* Problem details
Output all of the records word for word and drop the images.

* Provided information

=-=-=-=-=

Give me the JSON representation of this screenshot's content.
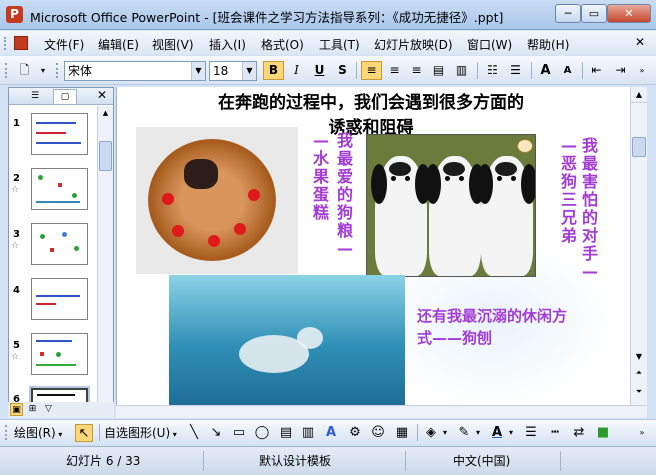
{
  "window": {
    "app_icon": "P",
    "title": "Microsoft Office PowerPoint - [班会课件之学习方法指导系列：《成功无捷径》.ppt]",
    "min_label": "─",
    "max_label": "▭",
    "close_label": "✕"
  },
  "menu": {
    "items": [
      "文件(F)",
      "编辑(E)",
      "视图(V)",
      "插入(I)",
      "格式(O)",
      "工具(T)",
      "幻灯片放映(D)",
      "窗口(W)",
      "帮助(H)"
    ],
    "close_label": "✕"
  },
  "toolbar": {
    "font_name": "宋体",
    "font_size": "18",
    "bold": "B",
    "italic": "I",
    "underline": "U",
    "shadow": "S",
    "increase_font": "A",
    "decrease_font": "A"
  },
  "left_pane": {
    "tab_outline": "☰",
    "tab_slides": "▢",
    "close_label": "✕",
    "slides": [
      {
        "number": "1",
        "star": ""
      },
      {
        "number": "2",
        "star": "☆"
      },
      {
        "number": "3",
        "star": "☆"
      },
      {
        "number": "4",
        "star": ""
      },
      {
        "number": "5",
        "star": "☆"
      },
      {
        "number": "6",
        "star": ""
      }
    ]
  },
  "slide": {
    "heading": "在奔跑的过程中，我们会遇到很多方面的\n诱惑和阻碍",
    "cake_caption": "—水果蛋糕",
    "favorite_caption": "我最爱的狗粮—",
    "fear_caption_1": "—恶狗三兄弟",
    "fear_caption_2": "我最害怕的对手—",
    "hobby_caption": "还有我最沉溺的休闲方式——狗刨"
  },
  "draw_toolbar": {
    "draw_label": "绘图(R)",
    "autoshapes_label": "自选图形(U)"
  },
  "status": {
    "slide_indicator": "幻灯片 6 / 33",
    "template": "默认设计模板",
    "language": "中文(中国)"
  }
}
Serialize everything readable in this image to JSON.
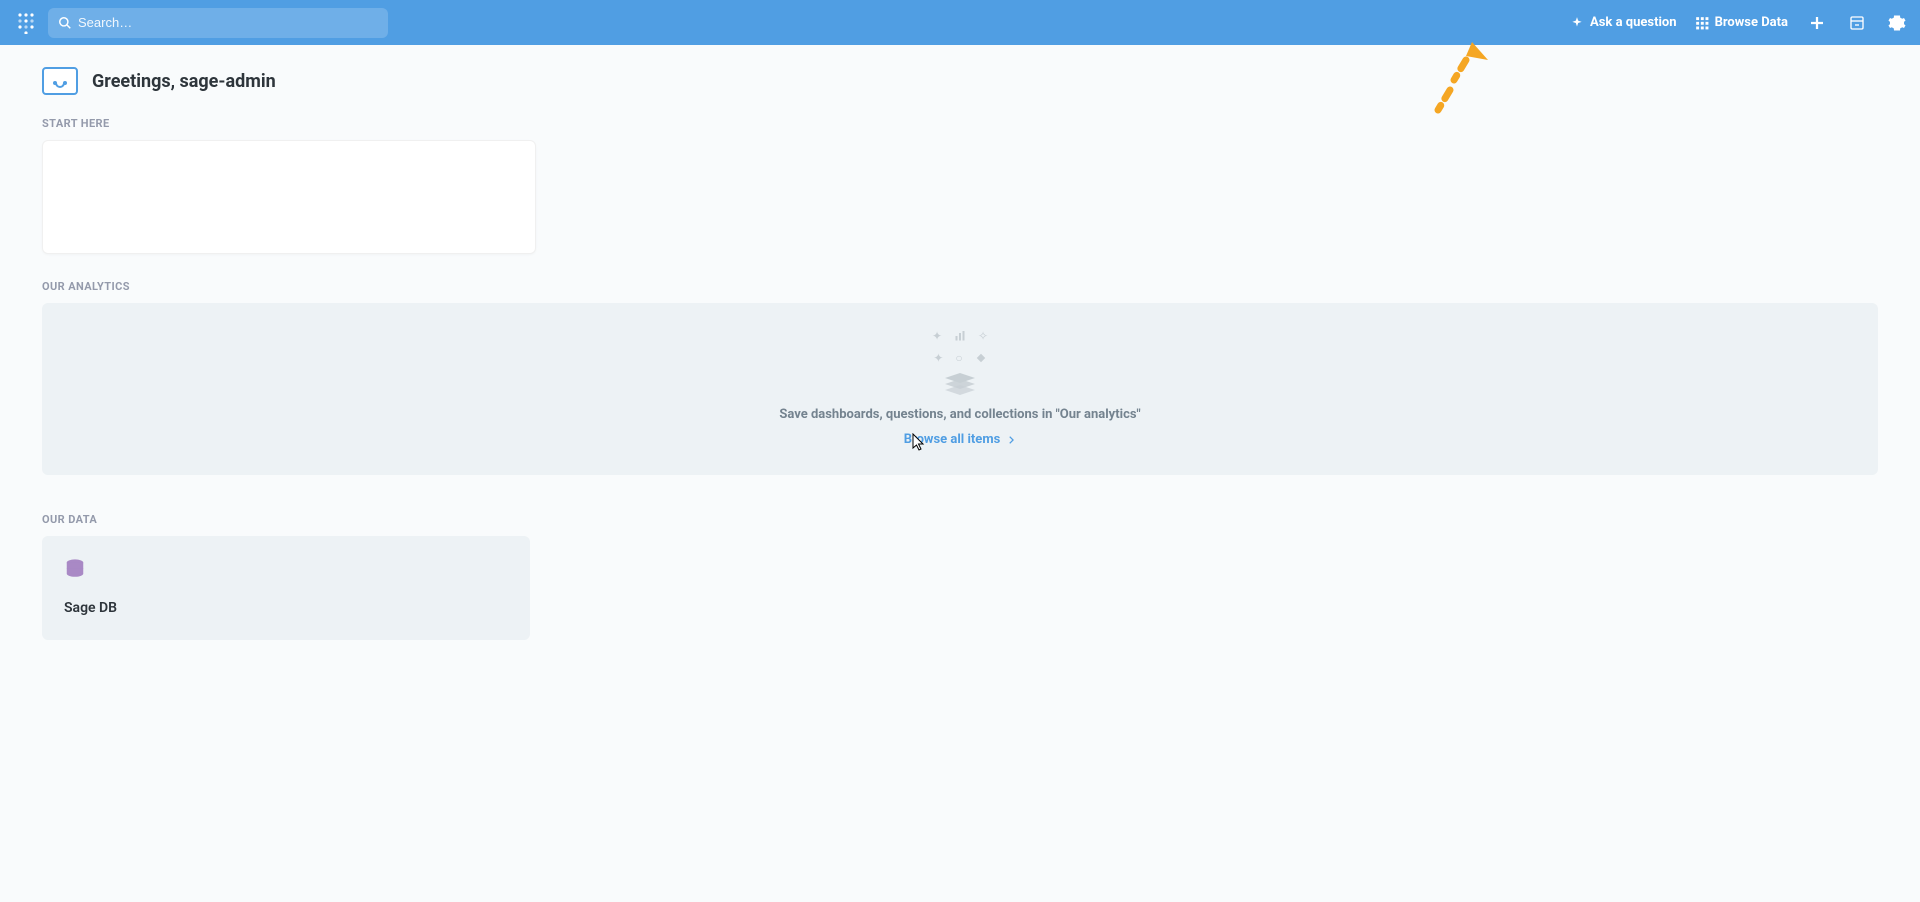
{
  "header": {
    "search_placeholder": "Search…",
    "ask_question": "Ask a question",
    "browse_data": "Browse Data"
  },
  "greeting": "Greetings, sage-admin",
  "sections": {
    "start_here": "START HERE",
    "our_analytics": "OUR ANALYTICS",
    "our_data": "OUR DATA"
  },
  "analytics": {
    "empty_text": "Save dashboards, questions, and collections in \"Our analytics\"",
    "browse_all": "Browse all items"
  },
  "databases": [
    {
      "name": "Sage DB"
    }
  ]
}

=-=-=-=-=

* Solution to the problem
Give me the JSON representation of this screenshot's content.
{
  "window": {
    "app_icon": "P",
    "title": "Microsoft Office PowerPoint - [班会课件之学习方法指导系列：《成功无捷径》.ppt]",
    "min_label": "─",
    "max_label": "▭",
    "close_label": "✕"
  },
  "menu": {
    "items": [
      "文件(F)",
      "编辑(E)",
      "视图(V)",
      "插入(I)",
      "格式(O)",
      "工具(T)",
      "幻灯片放映(D)",
      "窗口(W)",
      "帮助(H)"
    ],
    "close_label": "✕"
  },
  "toolbar": {
    "font_name": "宋体",
    "font_size": "18",
    "bold": "B",
    "italic": "I",
    "underline": "U",
    "shadow": "S",
    "increase_font": "A",
    "decrease_font": "A"
  },
  "left_pane": {
    "tab_outline": "☰",
    "tab_slides": "▢",
    "close_label": "✕",
    "slides": [
      {
        "number": "1",
        "star": ""
      },
      {
        "number": "2",
        "star": "☆"
      },
      {
        "number": "3",
        "star": "☆"
      },
      {
        "number": "4",
        "star": ""
      },
      {
        "number": "5",
        "star": "☆"
      },
      {
        "number": "6",
        "star": ""
      }
    ]
  },
  "slide": {
    "heading": "在奔跑的过程中，我们会遇到很多方面的\n诱惑和阻碍",
    "cake_caption": "—水果蛋糕",
    "favorite_caption": "我最爱的狗粮—",
    "fear_caption_1": "—恶狗三兄弟",
    "fear_caption_2": "我最害怕的对手—",
    "hobby_caption": "还有我最沉溺的休闲方式——狗刨"
  },
  "draw_toolbar": {
    "draw_label": "绘图(R)",
    "autoshapes_label": "自选图形(U)"
  },
  "status": {
    "slide_indicator": "幻灯片 6 / 33",
    "template": "默认设计模板",
    "language": "中文(中国)"
  }
}
Serialize everything readable in this image to JSON.
{
  "header": {
    "search_placeholder": "Search…",
    "ask_question": "Ask a question",
    "browse_data": "Browse Data"
  },
  "greeting": "Greetings, sage-admin",
  "sections": {
    "start_here": "START HERE",
    "our_analytics": "OUR ANALYTICS",
    "our_data": "OUR DATA"
  },
  "analytics": {
    "empty_text": "Save dashboards, questions, and collections in \"Our analytics\"",
    "browse_all": "Browse all items"
  },
  "databases": [
    {
      "name": "Sage DB"
    }
  ]
}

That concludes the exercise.